EXERCISE REQUIREMENTS.
Will you give the material below again, every line exactly as it is?

:::

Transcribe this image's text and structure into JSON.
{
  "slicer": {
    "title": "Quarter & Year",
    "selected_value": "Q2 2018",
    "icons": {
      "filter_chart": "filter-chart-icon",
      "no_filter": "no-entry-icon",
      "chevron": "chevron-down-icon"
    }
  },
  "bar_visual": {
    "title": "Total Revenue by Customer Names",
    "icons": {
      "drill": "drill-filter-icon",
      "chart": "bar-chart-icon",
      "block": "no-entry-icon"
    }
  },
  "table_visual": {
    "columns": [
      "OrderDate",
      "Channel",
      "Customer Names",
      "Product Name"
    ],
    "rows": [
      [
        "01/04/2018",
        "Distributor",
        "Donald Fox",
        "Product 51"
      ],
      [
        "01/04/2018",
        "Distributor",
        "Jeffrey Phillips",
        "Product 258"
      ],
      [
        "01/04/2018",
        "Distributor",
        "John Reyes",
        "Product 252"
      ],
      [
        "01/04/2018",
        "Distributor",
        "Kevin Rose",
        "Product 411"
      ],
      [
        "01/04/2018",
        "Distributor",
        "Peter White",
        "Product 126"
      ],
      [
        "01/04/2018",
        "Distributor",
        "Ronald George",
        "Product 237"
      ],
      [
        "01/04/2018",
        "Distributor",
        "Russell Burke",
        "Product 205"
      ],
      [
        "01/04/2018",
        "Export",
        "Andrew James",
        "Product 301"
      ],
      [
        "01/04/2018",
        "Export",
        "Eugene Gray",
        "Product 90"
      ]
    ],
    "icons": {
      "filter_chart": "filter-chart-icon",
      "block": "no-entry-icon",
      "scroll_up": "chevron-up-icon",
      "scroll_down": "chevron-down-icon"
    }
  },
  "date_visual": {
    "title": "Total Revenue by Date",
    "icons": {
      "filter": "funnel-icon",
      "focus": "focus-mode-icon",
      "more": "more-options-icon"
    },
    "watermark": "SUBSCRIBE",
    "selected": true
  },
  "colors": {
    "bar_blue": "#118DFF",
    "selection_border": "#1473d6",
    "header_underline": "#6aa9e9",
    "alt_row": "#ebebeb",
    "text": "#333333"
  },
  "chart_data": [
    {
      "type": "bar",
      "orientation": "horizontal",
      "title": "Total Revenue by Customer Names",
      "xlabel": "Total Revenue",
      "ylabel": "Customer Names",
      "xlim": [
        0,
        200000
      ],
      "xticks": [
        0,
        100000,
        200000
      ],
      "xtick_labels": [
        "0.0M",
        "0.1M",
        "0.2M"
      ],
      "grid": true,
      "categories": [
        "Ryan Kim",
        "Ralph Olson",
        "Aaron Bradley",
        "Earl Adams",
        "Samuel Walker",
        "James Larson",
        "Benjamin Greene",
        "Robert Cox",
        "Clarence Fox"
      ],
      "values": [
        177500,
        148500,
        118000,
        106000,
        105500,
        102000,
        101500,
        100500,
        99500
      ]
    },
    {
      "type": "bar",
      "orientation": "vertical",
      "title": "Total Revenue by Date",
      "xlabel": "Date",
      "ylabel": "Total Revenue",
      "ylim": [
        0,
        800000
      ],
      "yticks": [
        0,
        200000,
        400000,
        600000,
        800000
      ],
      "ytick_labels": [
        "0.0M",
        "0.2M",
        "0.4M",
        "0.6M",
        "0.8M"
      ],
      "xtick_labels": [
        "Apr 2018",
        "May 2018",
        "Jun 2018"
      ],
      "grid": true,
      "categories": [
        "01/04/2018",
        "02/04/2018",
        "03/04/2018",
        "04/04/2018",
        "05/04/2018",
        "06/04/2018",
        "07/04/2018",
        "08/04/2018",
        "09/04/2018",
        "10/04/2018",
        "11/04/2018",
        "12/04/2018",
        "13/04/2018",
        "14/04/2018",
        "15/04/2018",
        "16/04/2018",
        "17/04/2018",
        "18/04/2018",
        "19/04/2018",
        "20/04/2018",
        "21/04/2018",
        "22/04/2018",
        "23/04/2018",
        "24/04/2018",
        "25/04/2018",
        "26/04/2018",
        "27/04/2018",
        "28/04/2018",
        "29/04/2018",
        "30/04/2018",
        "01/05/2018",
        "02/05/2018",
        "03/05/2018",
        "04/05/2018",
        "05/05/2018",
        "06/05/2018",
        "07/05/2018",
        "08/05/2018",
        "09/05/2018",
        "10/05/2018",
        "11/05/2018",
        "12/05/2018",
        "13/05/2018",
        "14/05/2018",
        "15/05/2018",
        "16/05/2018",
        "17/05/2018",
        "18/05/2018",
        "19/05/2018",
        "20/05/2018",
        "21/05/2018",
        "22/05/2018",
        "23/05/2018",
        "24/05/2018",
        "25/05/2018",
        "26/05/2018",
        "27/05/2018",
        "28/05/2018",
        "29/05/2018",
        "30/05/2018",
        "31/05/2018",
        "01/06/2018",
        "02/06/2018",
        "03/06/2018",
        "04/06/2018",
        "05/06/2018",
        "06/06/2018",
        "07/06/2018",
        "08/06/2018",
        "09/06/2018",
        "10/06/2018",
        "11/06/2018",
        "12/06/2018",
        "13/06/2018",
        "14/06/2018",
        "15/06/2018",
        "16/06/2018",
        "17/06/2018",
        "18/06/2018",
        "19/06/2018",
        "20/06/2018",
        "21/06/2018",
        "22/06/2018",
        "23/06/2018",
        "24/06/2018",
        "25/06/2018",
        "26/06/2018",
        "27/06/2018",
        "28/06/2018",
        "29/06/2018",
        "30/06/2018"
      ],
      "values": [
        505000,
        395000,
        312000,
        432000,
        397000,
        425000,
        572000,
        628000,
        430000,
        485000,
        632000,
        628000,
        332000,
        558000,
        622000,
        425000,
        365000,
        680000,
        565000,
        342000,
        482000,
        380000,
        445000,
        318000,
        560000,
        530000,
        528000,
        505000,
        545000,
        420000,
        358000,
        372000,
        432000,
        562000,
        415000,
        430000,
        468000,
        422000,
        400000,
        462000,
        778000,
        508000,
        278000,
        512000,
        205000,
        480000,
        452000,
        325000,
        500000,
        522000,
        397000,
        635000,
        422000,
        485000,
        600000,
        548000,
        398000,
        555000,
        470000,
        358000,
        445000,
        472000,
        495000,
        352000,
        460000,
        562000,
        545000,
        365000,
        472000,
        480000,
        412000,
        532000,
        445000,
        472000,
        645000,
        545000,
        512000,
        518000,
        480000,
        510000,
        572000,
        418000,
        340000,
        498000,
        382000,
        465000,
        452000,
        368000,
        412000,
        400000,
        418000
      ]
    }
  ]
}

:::

SOLUTION TO THE PROBLEM.
Transcribe this image's text and structure into JSON.
{
  "slicer": {
    "title": "Quarter & Year",
    "selected_value": "Q2 2018",
    "icons": {
      "filter_chart": "filter-chart-icon",
      "no_filter": "no-entry-icon",
      "chevron": "chevron-down-icon"
    }
  },
  "bar_visual": {
    "title": "Total Revenue by Customer Names",
    "icons": {
      "drill": "drill-filter-icon",
      "chart": "bar-chart-icon",
      "block": "no-entry-icon"
    }
  },
  "table_visual": {
    "columns": [
      "OrderDate",
      "Channel",
      "Customer Names",
      "Product Name"
    ],
    "rows": [
      [
        "01/04/2018",
        "Distributor",
        "Donald Fox",
        "Product 51"
      ],
      [
        "01/04/2018",
        "Distributor",
        "Jeffrey Phillips",
        "Product 258"
      ],
      [
        "01/04/2018",
        "Distributor",
        "John Reyes",
        "Product 252"
      ],
      [
        "01/04/2018",
        "Distributor",
        "Kevin Rose",
        "Product 411"
      ],
      [
        "01/04/2018",
        "Distributor",
        "Peter White",
        "Product 126"
      ],
      [
        "01/04/2018",
        "Distributor",
        "Ronald George",
        "Product 237"
      ],
      [
        "01/04/2018",
        "Distributor",
        "Russell Burke",
        "Product 205"
      ],
      [
        "01/04/2018",
        "Export",
        "Andrew James",
        "Product 301"
      ],
      [
        "01/04/2018",
        "Export",
        "Eugene Gray",
        "Product 90"
      ]
    ],
    "icons": {
      "filter_chart": "filter-chart-icon",
      "block": "no-entry-icon",
      "scroll_up": "chevron-up-icon",
      "scroll_down": "chevron-down-icon"
    }
  },
  "date_visual": {
    "title": "Total Revenue by Date",
    "icons": {
      "filter": "funnel-icon",
      "focus": "focus-mode-icon",
      "more": "more-options-icon"
    },
    "watermark": "SUBSCRIBE",
    "selected": true
  },
  "colors": {
    "bar_blue": "#118DFF",
    "selection_border": "#1473d6",
    "header_underline": "#6aa9e9",
    "alt_row": "#ebebeb",
    "text": "#333333"
  },
  "chart_data": [
    {
      "type": "bar",
      "orientation": "horizontal",
      "title": "Total Revenue by Customer Names",
      "xlabel": "Total Revenue",
      "ylabel": "Customer Names",
      "xlim": [
        0,
        200000
      ],
      "xticks": [
        0,
        100000,
        200000
      ],
      "xtick_labels": [
        "0.0M",
        "0.1M",
        "0.2M"
      ],
      "grid": true,
      "categories": [
        "Ryan Kim",
        "Ralph Olson",
        "Aaron Bradley",
        "Earl Adams",
        "Samuel Walker",
        "James Larson",
        "Benjamin Greene",
        "Robert Cox",
        "Clarence Fox"
      ],
      "values": [
        177500,
        148500,
        118000,
        106000,
        105500,
        102000,
        101500,
        100500,
        99500
      ]
    },
    {
      "type": "bar",
      "orientation": "vertical",
      "title": "Total Revenue by Date",
      "xlabel": "Date",
      "ylabel": "Total Revenue",
      "ylim": [
        0,
        800000
      ],
      "yticks": [
        0,
        200000,
        400000,
        600000,
        800000
      ],
      "ytick_labels": [
        "0.0M",
        "0.2M",
        "0.4M",
        "0.6M",
        "0.8M"
      ],
      "xtick_labels": [
        "Apr 2018",
        "May 2018",
        "Jun 2018"
      ],
      "grid": true,
      "categories": [
        "01/04/2018",
        "02/04/2018",
        "03/04/2018",
        "04/04/2018",
        "05/04/2018",
        "06/04/2018",
        "07/04/2018",
        "08/04/2018",
        "09/04/2018",
        "10/04/2018",
        "11/04/2018",
        "12/04/2018",
        "13/04/2018",
        "14/04/2018",
        "15/04/2018",
        "16/04/2018",
        "17/04/2018",
        "18/04/2018",
        "19/04/2018",
        "20/04/2018",
        "21/04/2018",
        "22/04/2018",
        "23/04/2018",
        "24/04/2018",
        "25/04/2018",
        "26/04/2018",
        "27/04/2018",
        "28/04/2018",
        "29/04/2018",
        "30/04/2018",
        "01/05/2018",
        "02/05/2018",
        "03/05/2018",
        "04/05/2018",
        "05/05/2018",
        "06/05/2018",
        "07/05/2018",
        "08/05/2018",
        "09/05/2018",
        "10/05/2018",
        "11/05/2018",
        "12/05/2018",
        "13/05/2018",
        "14/05/2018",
        "15/05/2018",
        "16/05/2018",
        "17/05/2018",
        "18/05/2018",
        "19/05/2018",
        "20/05/2018",
        "21/05/2018",
        "22/05/2018",
        "23/05/2018",
        "24/05/2018",
        "25/05/2018",
        "26/05/2018",
        "27/05/2018",
        "28/05/2018",
        "29/05/2018",
        "30/05/2018",
        "31/05/2018",
        "01/06/2018",
        "02/06/2018",
        "03/06/2018",
        "04/06/2018",
        "05/06/2018",
        "06/06/2018",
        "07/06/2018",
        "08/06/2018",
        "09/06/2018",
        "10/06/2018",
        "11/06/2018",
        "12/06/2018",
        "13/06/2018",
        "14/06/2018",
        "15/06/2018",
        "16/06/2018",
        "17/06/2018",
        "18/06/2018",
        "19/06/2018",
        "20/06/2018",
        "21/06/2018",
        "22/06/2018",
        "23/06/2018",
        "24/06/2018",
        "25/06/2018",
        "26/06/2018",
        "27/06/2018",
        "28/06/2018",
        "29/06/2018",
        "30/06/2018"
      ],
      "values": [
        505000,
        395000,
        312000,
        432000,
        397000,
        425000,
        572000,
        628000,
        430000,
        485000,
        632000,
        628000,
        332000,
        558000,
        622000,
        425000,
        365000,
        680000,
        565000,
        342000,
        482000,
        380000,
        445000,
        318000,
        560000,
        530000,
        528000,
        505000,
        545000,
        420000,
        358000,
        372000,
        432000,
        562000,
        415000,
        430000,
        468000,
        422000,
        400000,
        462000,
        778000,
        508000,
        278000,
        512000,
        205000,
        480000,
        452000,
        325000,
        500000,
        522000,
        397000,
        635000,
        422000,
        485000,
        600000,
        548000,
        398000,
        555000,
        470000,
        358000,
        445000,
        472000,
        495000,
        352000,
        460000,
        562000,
        545000,
        365000,
        472000,
        480000,
        412000,
        532000,
        445000,
        472000,
        645000,
        545000,
        512000,
        518000,
        480000,
        510000,
        572000,
        418000,
        340000,
        498000,
        382000,
        465000,
        452000,
        368000,
        412000,
        400000,
        418000
      ]
    }
  ]
}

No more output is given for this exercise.